It’s almost four years since a popular Chester short-cut closed following the collapse of a wall in November 2012.
Cheshire West and Chester Council stepped in to reinstate the fallen section in Rock Lane, which links Liverpool Road and Parkgate Road, but hopes the alleyway would reopen by Christmas 2014 and then summer 2015 were dashed.
The closure has proved an inconvenience, especially for students at the University of Chester, who use the alleyway to access the main campus but tracing the landowners responsible has proved difficult.
That’s why the local authority agreed to repair the northern wall even though it was technically only responsible for the surfacing of the public right of way.
Although the work was completed in April 2015 Rock Lane remains closed because it is has since been established that repairs are also required to the southern wall.
The property owner at number 45 Liverpool Road has now completed works required within his property boundary.
And in October 2015 the council handed the site over to the University of Chester as a freehold owner of land behind the southern wall since acquiring 37 Liverpool Road.
The university has requested tender bids for the necessary repairs to the south side of the wall, which are extensive and complex.

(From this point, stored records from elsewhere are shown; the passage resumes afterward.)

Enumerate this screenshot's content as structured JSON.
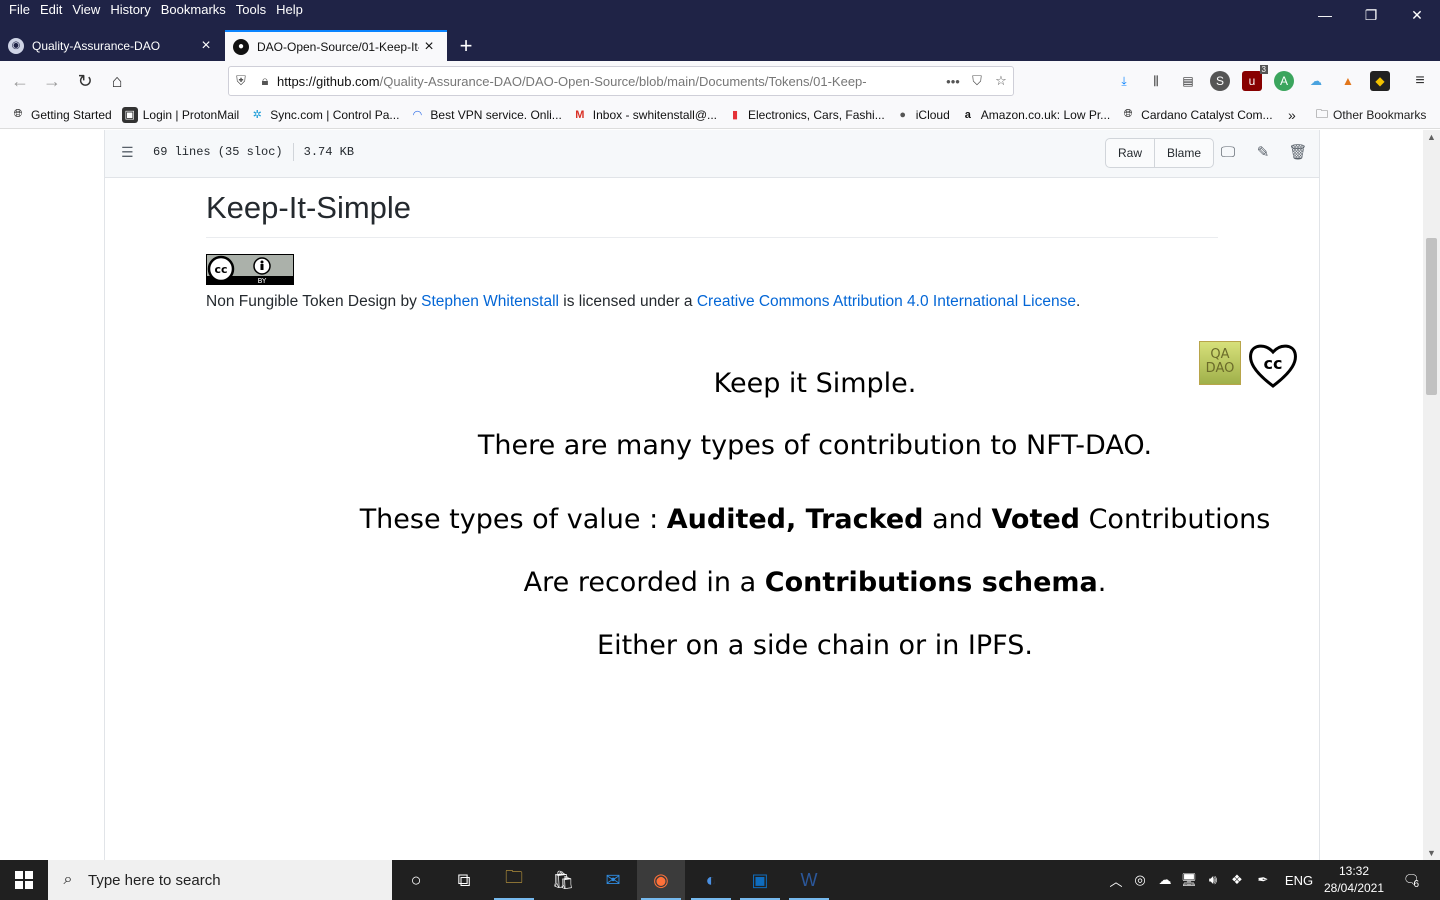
{
  "menubar": {
    "menus": [
      "File",
      "Edit",
      "View",
      "History",
      "Bookmarks",
      "Tools",
      "Help"
    ],
    "minimize": "—",
    "maximize": "❐",
    "close": "✕"
  },
  "tabs": [
    {
      "title": "Quality-Assurance-DAO",
      "icon": "qa-dao-favicon"
    },
    {
      "title": "DAO-Open-Source/01-Keep-It-",
      "icon": "github-favicon"
    }
  ],
  "nav": {
    "url_host": "https://github.com",
    "url_path": "/Quality-Assurance-DAO/DAO-Open-Source/blob/main/Documents/Tokens/01-Keep-",
    "extension_badge": "3"
  },
  "bookmarks": [
    {
      "label": "Getting Started",
      "icon": "globe-icon"
    },
    {
      "label": "Login | ProtonMail",
      "icon": "protonmail-icon"
    },
    {
      "label": "Sync.com | Control Pa...",
      "icon": "sync-icon"
    },
    {
      "label": "Best VPN service. Onli...",
      "icon": "vpn-icon"
    },
    {
      "label": "Inbox - swhitenstall@...",
      "icon": "gmail-icon"
    },
    {
      "label": "Electronics, Cars, Fashi...",
      "icon": "ebay-icon"
    },
    {
      "label": "iCloud",
      "icon": "apple-icon"
    },
    {
      "label": "Amazon.co.uk: Low Pr...",
      "icon": "amazon-icon"
    },
    {
      "label": "Cardano Catalyst Com...",
      "icon": "globe-icon"
    }
  ],
  "bookmarks_other": "Other Bookmarks",
  "file_header": {
    "lines": "69 lines (35 sloc)",
    "size": "3.74 KB",
    "raw": "Raw",
    "blame": "Blame"
  },
  "article": {
    "title": "Keep-It-Simple",
    "license_prefix": "Non Fungible Token Design by ",
    "author": "Stephen Whitenstall",
    "license_middle": " is licensed under a ",
    "license_name": "Creative Commons Attribution 4.0 International License",
    "license_suffix": ".",
    "badge_text": "BY",
    "qa_logo_line1": "QA",
    "qa_logo_line2": "DAO"
  },
  "slide": {
    "line1": "Keep it Simple.",
    "line2": "There are many types of contribution to NFT-DAO.",
    "line3_pre": "These types of value : ",
    "line3_bold1": "Audited, Tracked",
    "line3_mid": " and ",
    "line3_bold2": "Voted",
    "line3_post": " Contributions",
    "line4_pre": "Are recorded in a ",
    "line4_bold": "Contributions schema",
    "line4_post": ".",
    "line5": "Either on a side chain or in IPFS."
  },
  "taskbar": {
    "search_placeholder": "Type here to search",
    "lang": "ENG",
    "time": "13:32",
    "date": "28/04/2021",
    "notifications": "6"
  }
}
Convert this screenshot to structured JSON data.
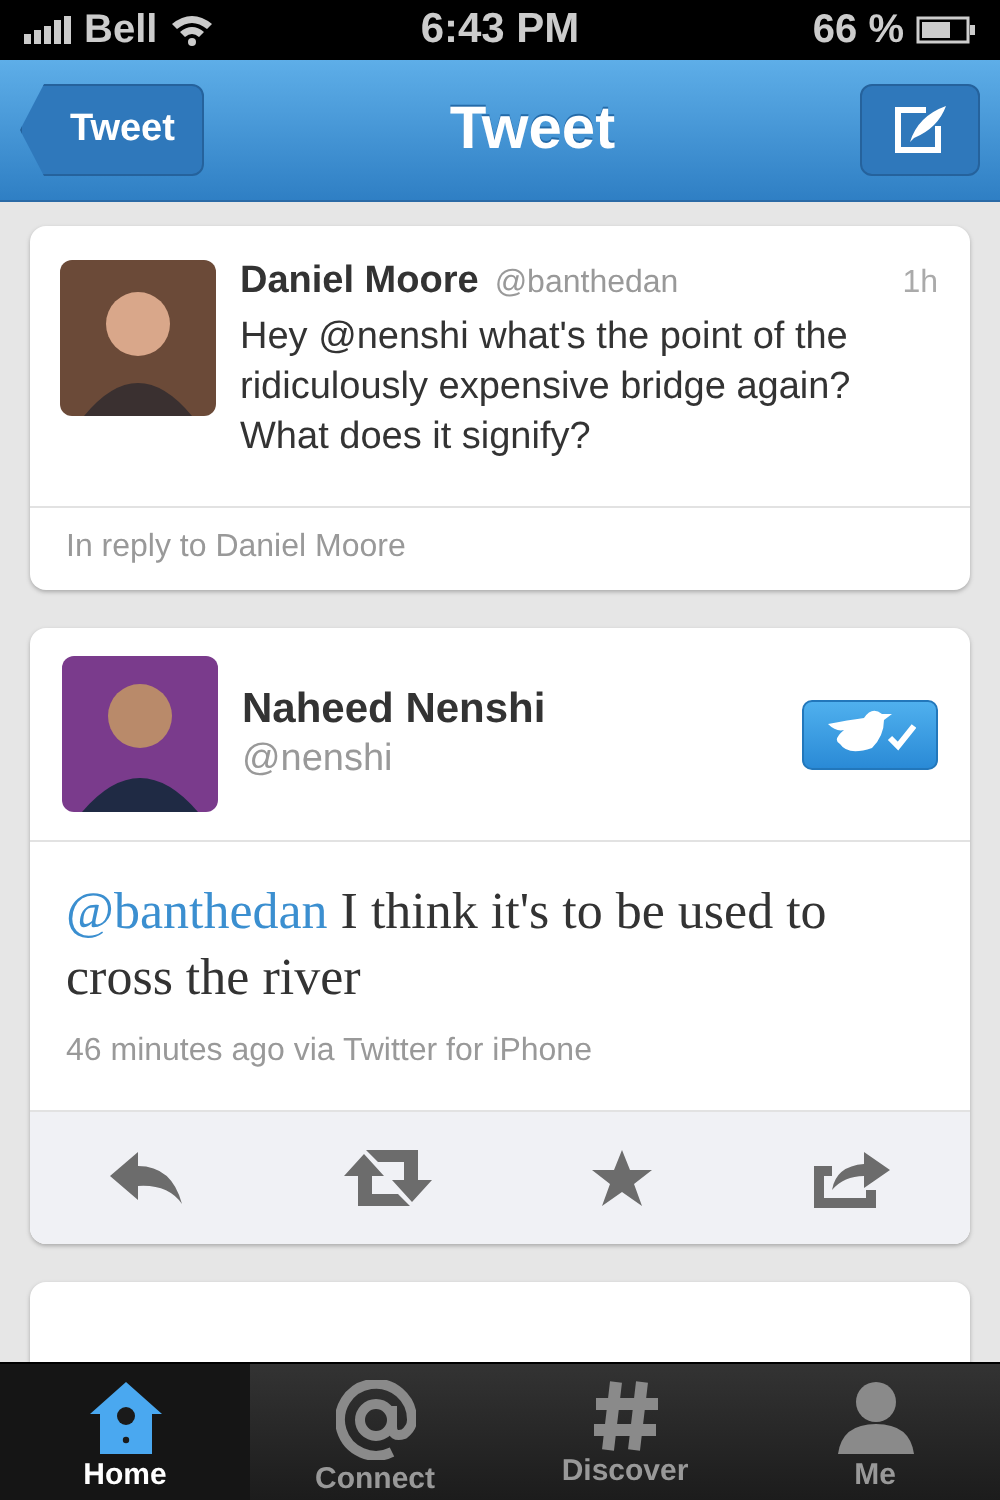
{
  "status_bar": {
    "carrier": "Bell",
    "time": "6:43 PM",
    "battery": "66 %"
  },
  "nav_bar": {
    "back": "Tweet",
    "title": "Tweet"
  },
  "reply_tweet": {
    "name": "Daniel Moore",
    "handle": "@banthedan",
    "age": "1h",
    "text": "Hey @nenshi what's the point of the ridiculously expensive bridge again? What does it signify?",
    "in_reply_to": "In reply to Daniel Moore"
  },
  "main_tweet": {
    "name": "Naheed Nenshi",
    "handle": "@nenshi",
    "verified": true,
    "mention": "@banthedan",
    "text": "I think it's to be used to cross the river",
    "meta": "46 minutes ago via Twitter for iPhone"
  },
  "actions": [
    {
      "kind": "reply"
    },
    {
      "kind": "retweet"
    },
    {
      "kind": "favorite"
    },
    {
      "kind": "share"
    }
  ],
  "tabs": [
    {
      "label": "Home",
      "kind": "home",
      "selected": true
    },
    {
      "label": "Connect",
      "kind": "connect",
      "selected": false
    },
    {
      "label": "Discover",
      "kind": "discover",
      "selected": false
    },
    {
      "label": "Me",
      "kind": "me",
      "selected": false
    }
  ]
}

A university spokeswoman said: “It has been in our interests, as well as those of the wider public, to have this link between Parkgate Road and Liverpool Road back in service. The university is working with Cheshire West and Chester Council in an attempt to open Rock Lane as soon as possible.
“As one of several owners of land adjoining Rock Lane, the university has been willing to contribute to the works required to reopen the thoroughfare.”
Archaeologists have been on site during the repair work as the sandstone walls, which vary between two to six meters high, line part of Chester‘s Civil War defensive network. It is believed the unstable section was built in the 19th century to retain gardens of houses built at that time.
Rock Lane itself has been identified as part of Prince Rupert’s ‘great trench’ and was used by Royalist forces during the siege of Chester to move artillery around the city’s perimeter. Prince Rupert, the King’s nephew, visited the city soon after the outbreak of the Civil War; voiced concerns about artillery mobility and ordered his ‘great trench’ to be built to facilitate movement.